German academia placing premium on humanities
As thousands of migrants fleeing war-torn Syria and Iraq flock to Germany seeking asylum, German academic circles are digging into Arab heritage and engaging in dialogue to help understand contemporary developments in the Arab world, especially the unprecedented phenomenon of Islamic fundamentalism.
While foreign academic centres, including US universities and European educational establishments, are prominent in the Middle East, German academia largely maintained a low profile, although it has been operating in the region for decades with organisations such as the German Orient-Institut in Beirut.
Created as part of the Max Weber Foundation in 1961, the German academic research centre focuses on the Arab world. “We live here, work with people and have debates to try to make ourselves understood and try to understand the other,” said institute Director Stefan Leder.
“It is a private and purely academic mission, which was initially concentrated on having access to an [Arab] world that has been closed to Germany in the aftermath of the second world war,” Leder said of the institute, which is in one of Beirut’s few remaining exquisite old mansions, surrounded by a jungle of concrete buildings.
Leder said the centre has been increasingly involved in debates and dialogues to address public issues of the Arab world, involving artists and civil society activists, in addition to academics.
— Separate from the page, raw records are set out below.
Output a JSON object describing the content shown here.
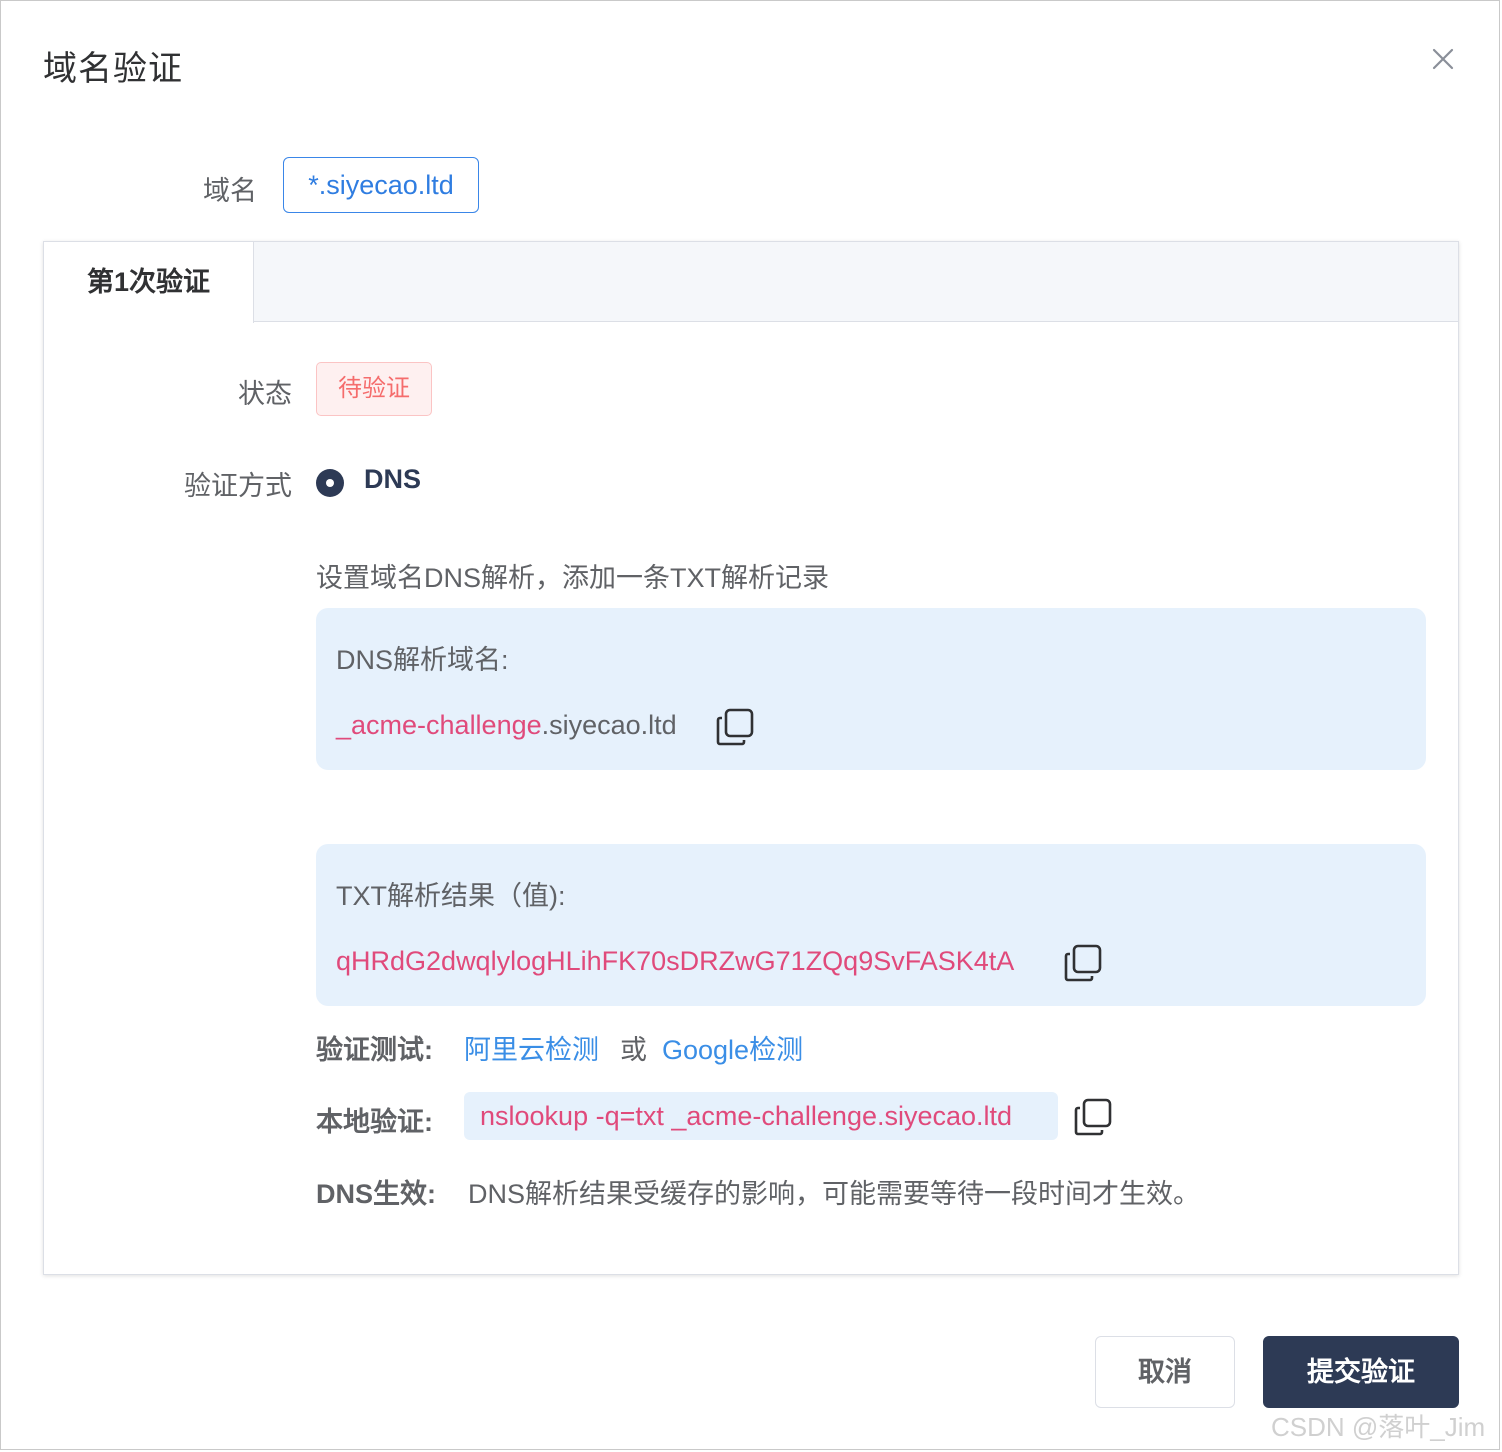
{
  "dialog": {
    "title": "域名验证",
    "close_icon": "close-icon"
  },
  "domain": {
    "label": "域名",
    "value": "*.siyecao.ltd"
  },
  "tabs": [
    {
      "label": "第1次验证",
      "active": true
    }
  ],
  "status": {
    "label": "状态",
    "value": "待验证"
  },
  "method": {
    "label": "验证方式",
    "selected": "DNS"
  },
  "description": "设置域名DNS解析，添加一条TXT解析记录",
  "dns_record": {
    "title": "DNS解析域名:",
    "prefix": "_acme-challenge",
    "suffix": ".siyecao.ltd"
  },
  "txt_record": {
    "title": "TXT解析结果（值):",
    "value": "qHRdG2dwqlylogHLihFK70sDRZwG71ZQq9SvFASK4tA"
  },
  "verify_test": {
    "label": "验证测试:",
    "aliyun_link": "阿里云检测",
    "or": "或",
    "google_link": "Google检测"
  },
  "local_verify": {
    "label": "本地验证:",
    "command": "nslookup -q=txt _acme-challenge.siyecao.ltd"
  },
  "dns_effect": {
    "label": "DNS生效:",
    "text": "DNS解析结果受缓存的影响，可能需要等待一段时间才生效。"
  },
  "footer": {
    "cancel_label": "取消",
    "submit_label": "提交验证"
  },
  "watermark": "CSDN @落叶_Jim",
  "colors": {
    "primary_dark": "#2d3a55",
    "link_blue": "#3a8ee6",
    "code_pink": "#e04a7b",
    "info_bg": "#e6f1fc",
    "status_red": "#f56c6c"
  }
}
One such event in 2012 tackled “Arab spring”.
“We had people from Egypt and all over (the region) trying to explain what is going on, when events in Syria were not clear yet. There was still hope that this would succeed in making changes,” Leder said, adding that groups of rap musicians from Tunisia, Jordan, Egypt and Lebanon also participated, using their music to address the subject.
“This mix of academia and voices of the civil society is very impressive. This is a way of being in touch with social change, not only in the classic way of analysing them but also to give an arena to voices in the region,” Leder said.
The professor underlined the importance of explaining and understanding Arabic heritage in analysing contemporary developments and the phenomenon of rampant Islamic fundamentalism, including Arabic history, literature, Islamic jurisprudence, definition and interpretation.
For that purpose, the institute has converted a series of academically edited Arabic manuscripts on subject matters that were important in the past into books with digital versions to make them globally accessible, Leder said.
“It is part of our open access policy. We offer the tools, resources and material basis to deal with history in an academic and intellectual mind.
“Researchers anywhere … can make use of it if they are online, which is extremely important and would be even more important in the future because such matters are affecting the region,” he added, arguing that “fundamentalists shun history because it puts into question everything they do”.
“I believe there will be an echo on all this crazy phenomena [Islamic fundamentalism] we are confronted with these days, an echo that will have a very different vision on history. So it is important to be delicate about history,” Leder said.
For Leder, an expert in Arabic language and Islamic studies, social sciences and humanities are key subjects to confront rising radicalism.
Citing studies that showed that technical schools, such as medicine, produced the majority of fundamentalist minds, he said: “We believe that it is in the disciplines of humanities and social sciences where identities are negotiated, common perspectives are tried out and defined and differences are debated.
“Human sciences is where you learn to understand phenomena within the historical context. You learn that the same notion has many different interpretations and that you cannot look into some part of the past and say this is the norm [like fundamentalists do]. It is a crucial matter for building the future world.”
The Orient-Institut in Beirut boasts 160 publications in several languages, including English, Arabic, German and French. In addition to offering fellowship and research opportunities to academics from Germany and the Arab region, the institute is engaged in activities with local private and public universities and civil society organisations.
“Although it is always driven by the institute’s research interests within an academic framework, our concern is not only academic but it is in tune with what is going on in the Arab world,” Leder explained.
“Today, we are here in order to cooperate and not only to collect knowledge. You don’t research about people in the Middle East, but you do research with them.”
Commenting on the presence of German education in Arab societies, through a German university in Cairo and institutions such as his, Leder said: “It is very optimistic to say that there is an expansion of German academic presence in the region, though we are fighting for that.”
The Orient-Institut in Beirut is generously funded by the government. Sister institutes were established in Istanbul and Cairo in recent years as part of public support to German academia, which enjoys deep respect in society and political circles.
“There is a traditional belief in the German social and political spheres in the importance of giving academia a space for research in humanities and social sciences, which is somehow unique in Europe,” Leder stressed.